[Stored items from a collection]
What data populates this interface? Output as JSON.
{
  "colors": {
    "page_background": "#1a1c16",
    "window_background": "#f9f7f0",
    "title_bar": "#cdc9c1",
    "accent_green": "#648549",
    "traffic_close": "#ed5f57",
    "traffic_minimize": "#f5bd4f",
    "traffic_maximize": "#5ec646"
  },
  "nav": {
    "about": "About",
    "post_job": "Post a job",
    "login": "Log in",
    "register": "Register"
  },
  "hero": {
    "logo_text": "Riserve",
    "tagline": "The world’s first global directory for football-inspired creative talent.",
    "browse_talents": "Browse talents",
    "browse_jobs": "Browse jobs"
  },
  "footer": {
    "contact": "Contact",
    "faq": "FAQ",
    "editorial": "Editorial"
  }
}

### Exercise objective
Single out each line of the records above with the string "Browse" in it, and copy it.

### Expected answer
    "browse_talents": "Browse talents",
    "browse_jobs": "Browse jobs"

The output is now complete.